  • Talk to the locals – they have great stories, impressive knowledge and advice to share.

What to Take

  • Clothing you can layer; hiking boots.
  • Swimsuit for geothermal hot-pots and pools.
  • Eye mask in summer, for sleeping through the near-endless daylight.
  • Sleeping bag and towel, if you're on a budget.
  • Credit or debit card – plastic is king, but you'll need a PIN.
  • Sunglasses and sunscreen.

Pre-Departure Checklist

  • Check your passport's validity, and any visa requirements.
  • Arrange travel insurance.
  • Ensure you have a PIN for your credit and/or debit cards.
  • Book your car hire and accommodation; research (and possibly prebook) tours and activities.
  • Research the likely weather conditions you will encounter and plan/pack accordingly.

What to Wear

Nowhere else will you see as many outdoor-gear brands on display as you will on the streets of Reykjavík – almost all sported by tourists. You'll recognise locals by their more casual approach and their effortless style (and probably by their cool knitwear).

Master the art of layering. A warm top layer and waterproof shell is essential year-round; hat and gloves come in handy, even in summer. Hikers need worn-in boots/shoes, and everyone should bring walking shoes with thick tread (for rough or slippery paths). For outdoor exploration, fleece, wool or synthetic layers are best (cotton is not).

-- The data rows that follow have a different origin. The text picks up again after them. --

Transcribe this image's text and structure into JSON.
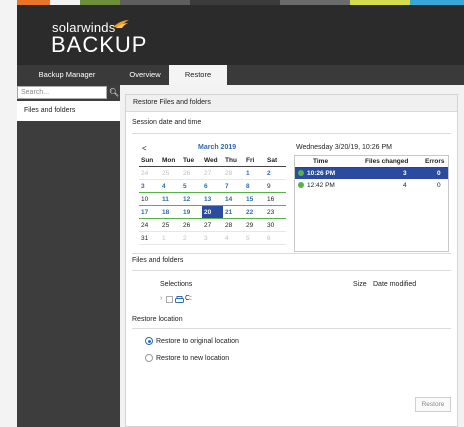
{
  "colors": {
    "top_bar": [
      "#e8742a",
      "#f2f2f2",
      "#6d8e3b",
      "#5e5e5e",
      "#3b3b3b",
      "#6b6b6b",
      "#d5dd4c",
      "#3aa7d8"
    ],
    "accent_blue": "#2a4ba0",
    "green": "#53b548"
  },
  "logo": {
    "line1": "solarwinds",
    "line2": "BACKUP",
    "mark": "solarwinds-flame-icon"
  },
  "nav": {
    "app_title": "Backup Manager",
    "tabs": [
      {
        "label": "Overview"
      },
      {
        "label": "Restore"
      }
    ],
    "active_tab": "Restore"
  },
  "sidebar": {
    "search_placeholder": "Search...",
    "search_icon": "search-icon",
    "items": [
      {
        "label": "Files and folders"
      }
    ]
  },
  "panel": {
    "title": "Restore Files and folders",
    "session_section": "Session date and time",
    "calendar": {
      "prev": "<",
      "month_label": "March 2019",
      "weekdays": [
        "Sun",
        "Mon",
        "Tue",
        "Wed",
        "Thu",
        "Fri",
        "Sat"
      ],
      "weeks": [
        [
          "24",
          "25",
          "26",
          "27",
          "28",
          "1",
          "2"
        ],
        [
          "3",
          "4",
          "5",
          "6",
          "7",
          "8",
          "9"
        ],
        [
          "10",
          "11",
          "12",
          "13",
          "14",
          "15",
          "16"
        ],
        [
          "17",
          "18",
          "19",
          "20",
          "21",
          "22",
          "23"
        ],
        [
          "24",
          "25",
          "26",
          "27",
          "28",
          "29",
          "30"
        ],
        [
          "31",
          "1",
          "2",
          "3",
          "4",
          "5",
          "6"
        ]
      ],
      "selected_day": "20"
    },
    "session_header": "Wednesday 3/20/19, 10:26 PM",
    "session_columns": [
      "Time",
      "Files changed",
      "Errors"
    ],
    "sessions": [
      {
        "time": "10:26 PM",
        "files_changed": "3",
        "errors": "0",
        "selected": true
      },
      {
        "time": "12:42 PM",
        "files_changed": "4",
        "errors": "0",
        "selected": false
      }
    ],
    "files_section": "Files and folders",
    "files_columns": [
      "Selections",
      "Size",
      "Date modified"
    ],
    "tree_item": "C:",
    "restore_location_section": "Restore location",
    "options": [
      {
        "label": "Restore to original location",
        "checked": true
      },
      {
        "label": "Restore to new location",
        "checked": false
      }
    ],
    "restore_button": "Restore"
  }
}
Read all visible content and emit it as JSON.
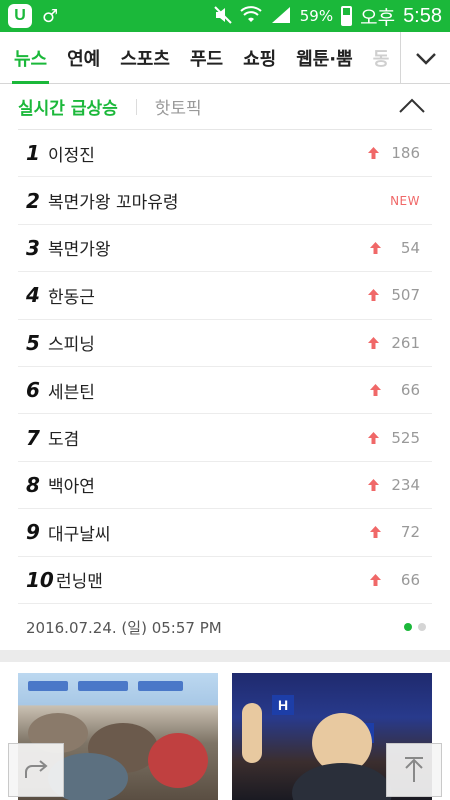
{
  "status_bar": {
    "app_icon_letter": "U",
    "battery_percent": "59%",
    "ampm": "오후",
    "time": "5:58"
  },
  "tabs": [
    {
      "label": "뉴스",
      "active": true
    },
    {
      "label": "연예"
    },
    {
      "label": "스포츠"
    },
    {
      "label": "푸드"
    },
    {
      "label": "쇼핑"
    },
    {
      "label": "웹툰·뿜"
    },
    {
      "label": "동"
    }
  ],
  "keywords": {
    "title": "실시간 급상승",
    "hot_topic_label": "핫토픽",
    "items": [
      {
        "rank": "1",
        "name": "이정진",
        "change": "186"
      },
      {
        "rank": "2",
        "name": "복면가왕 꼬마유령",
        "badge": "NEW"
      },
      {
        "rank": "3",
        "name": "복면가왕",
        "change": "54"
      },
      {
        "rank": "4",
        "name": "한동근",
        "change": "507"
      },
      {
        "rank": "5",
        "name": "스피닝",
        "change": "261"
      },
      {
        "rank": "6",
        "name": "세븐틴",
        "change": "66"
      },
      {
        "rank": "7",
        "name": "도겸",
        "change": "525"
      },
      {
        "rank": "8",
        "name": "백아연",
        "change": "234"
      },
      {
        "rank": "9",
        "name": "대구날씨",
        "change": "72"
      },
      {
        "rank": "10",
        "name": "런닝맨",
        "change": "66"
      }
    ],
    "timestamp": "2016.07.24. (일) 05:57 PM",
    "page_dots": 2,
    "active_dot": 0
  },
  "colors": {
    "brand_green": "#1bb83a",
    "up_arrow": "#f06868"
  },
  "icons": {
    "collapse": "chevron-up-icon",
    "more_tabs": "chevron-down-icon",
    "share": "share-icon",
    "scroll_top": "arrow-up-icon"
  }
}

There's little nightlife outside the capital, but for bar-hopping in Reykjavík you'll want smarter (ie, non-outdoorsy) clothes. Jeans are generally fine; follow the locals' lead.